- Exercise brief:
Establish how many lines below contain the string "oracle". Respond with that number alone.

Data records
━━━━━━

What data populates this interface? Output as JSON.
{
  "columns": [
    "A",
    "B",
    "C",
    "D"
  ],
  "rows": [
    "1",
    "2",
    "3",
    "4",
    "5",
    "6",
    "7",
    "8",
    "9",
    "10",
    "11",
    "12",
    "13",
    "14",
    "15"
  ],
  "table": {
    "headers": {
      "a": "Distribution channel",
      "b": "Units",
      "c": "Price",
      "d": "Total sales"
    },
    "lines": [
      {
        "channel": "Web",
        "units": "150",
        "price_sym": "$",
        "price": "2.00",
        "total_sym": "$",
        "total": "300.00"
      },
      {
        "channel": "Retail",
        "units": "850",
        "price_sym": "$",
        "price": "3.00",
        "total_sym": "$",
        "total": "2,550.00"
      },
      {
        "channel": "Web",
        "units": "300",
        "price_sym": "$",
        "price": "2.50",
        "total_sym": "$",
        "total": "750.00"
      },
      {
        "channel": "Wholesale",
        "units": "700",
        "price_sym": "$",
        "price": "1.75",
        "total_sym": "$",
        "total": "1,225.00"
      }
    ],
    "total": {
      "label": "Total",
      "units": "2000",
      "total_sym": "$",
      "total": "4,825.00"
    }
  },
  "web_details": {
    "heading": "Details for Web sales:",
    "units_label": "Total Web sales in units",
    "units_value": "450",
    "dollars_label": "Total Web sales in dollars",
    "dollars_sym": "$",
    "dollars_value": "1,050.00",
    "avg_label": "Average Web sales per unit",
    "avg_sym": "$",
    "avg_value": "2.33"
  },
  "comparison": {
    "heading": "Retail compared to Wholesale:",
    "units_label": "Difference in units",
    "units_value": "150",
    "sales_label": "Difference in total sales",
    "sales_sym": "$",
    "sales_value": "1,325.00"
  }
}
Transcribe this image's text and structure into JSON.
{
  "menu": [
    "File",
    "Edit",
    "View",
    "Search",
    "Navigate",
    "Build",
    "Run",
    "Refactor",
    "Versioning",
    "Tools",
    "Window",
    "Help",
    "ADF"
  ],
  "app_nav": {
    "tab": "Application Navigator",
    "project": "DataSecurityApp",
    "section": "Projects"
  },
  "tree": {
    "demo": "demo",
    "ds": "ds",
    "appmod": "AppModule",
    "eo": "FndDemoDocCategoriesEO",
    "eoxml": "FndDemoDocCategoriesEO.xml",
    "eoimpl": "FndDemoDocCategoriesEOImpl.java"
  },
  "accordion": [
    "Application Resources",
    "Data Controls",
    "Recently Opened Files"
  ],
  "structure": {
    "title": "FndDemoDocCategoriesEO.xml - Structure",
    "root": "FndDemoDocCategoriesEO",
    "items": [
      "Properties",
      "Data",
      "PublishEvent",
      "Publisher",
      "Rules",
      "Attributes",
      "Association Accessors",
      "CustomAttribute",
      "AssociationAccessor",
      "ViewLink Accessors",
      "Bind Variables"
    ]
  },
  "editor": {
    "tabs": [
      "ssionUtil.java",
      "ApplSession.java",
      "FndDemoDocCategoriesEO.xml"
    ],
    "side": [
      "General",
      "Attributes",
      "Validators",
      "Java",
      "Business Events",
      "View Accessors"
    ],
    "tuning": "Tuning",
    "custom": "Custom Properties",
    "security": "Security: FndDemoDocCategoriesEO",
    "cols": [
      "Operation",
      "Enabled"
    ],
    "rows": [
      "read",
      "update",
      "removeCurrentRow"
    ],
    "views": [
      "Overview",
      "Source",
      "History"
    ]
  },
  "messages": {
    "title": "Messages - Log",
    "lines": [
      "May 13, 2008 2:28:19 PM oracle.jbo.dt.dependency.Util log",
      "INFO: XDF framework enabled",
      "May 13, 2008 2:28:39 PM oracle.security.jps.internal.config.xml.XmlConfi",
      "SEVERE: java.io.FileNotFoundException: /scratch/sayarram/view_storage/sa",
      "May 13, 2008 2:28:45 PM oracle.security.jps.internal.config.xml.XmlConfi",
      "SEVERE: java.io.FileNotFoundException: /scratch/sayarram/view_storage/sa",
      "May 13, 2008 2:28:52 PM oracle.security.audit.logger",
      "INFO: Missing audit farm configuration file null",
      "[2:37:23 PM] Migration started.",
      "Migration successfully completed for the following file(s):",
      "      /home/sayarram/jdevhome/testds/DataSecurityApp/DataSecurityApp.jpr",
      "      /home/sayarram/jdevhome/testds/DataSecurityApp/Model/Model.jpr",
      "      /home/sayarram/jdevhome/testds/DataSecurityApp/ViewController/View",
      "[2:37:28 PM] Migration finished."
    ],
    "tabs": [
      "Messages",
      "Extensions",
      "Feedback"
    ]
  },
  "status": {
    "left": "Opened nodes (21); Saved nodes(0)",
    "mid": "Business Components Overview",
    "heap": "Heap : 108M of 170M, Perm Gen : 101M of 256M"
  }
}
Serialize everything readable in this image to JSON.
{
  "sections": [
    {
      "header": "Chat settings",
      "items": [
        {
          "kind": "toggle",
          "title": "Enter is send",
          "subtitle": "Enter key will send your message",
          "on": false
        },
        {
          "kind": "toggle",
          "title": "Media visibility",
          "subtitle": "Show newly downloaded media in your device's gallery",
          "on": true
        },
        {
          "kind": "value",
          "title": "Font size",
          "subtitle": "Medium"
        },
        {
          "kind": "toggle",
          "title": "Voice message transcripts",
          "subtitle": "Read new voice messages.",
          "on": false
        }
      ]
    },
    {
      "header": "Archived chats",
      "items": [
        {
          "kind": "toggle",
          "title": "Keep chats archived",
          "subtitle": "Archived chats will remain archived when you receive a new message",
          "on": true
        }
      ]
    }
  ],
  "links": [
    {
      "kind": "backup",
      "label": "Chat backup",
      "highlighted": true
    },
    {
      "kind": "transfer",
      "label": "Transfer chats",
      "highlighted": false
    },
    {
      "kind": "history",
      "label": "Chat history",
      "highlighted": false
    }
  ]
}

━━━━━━

- Response box:
4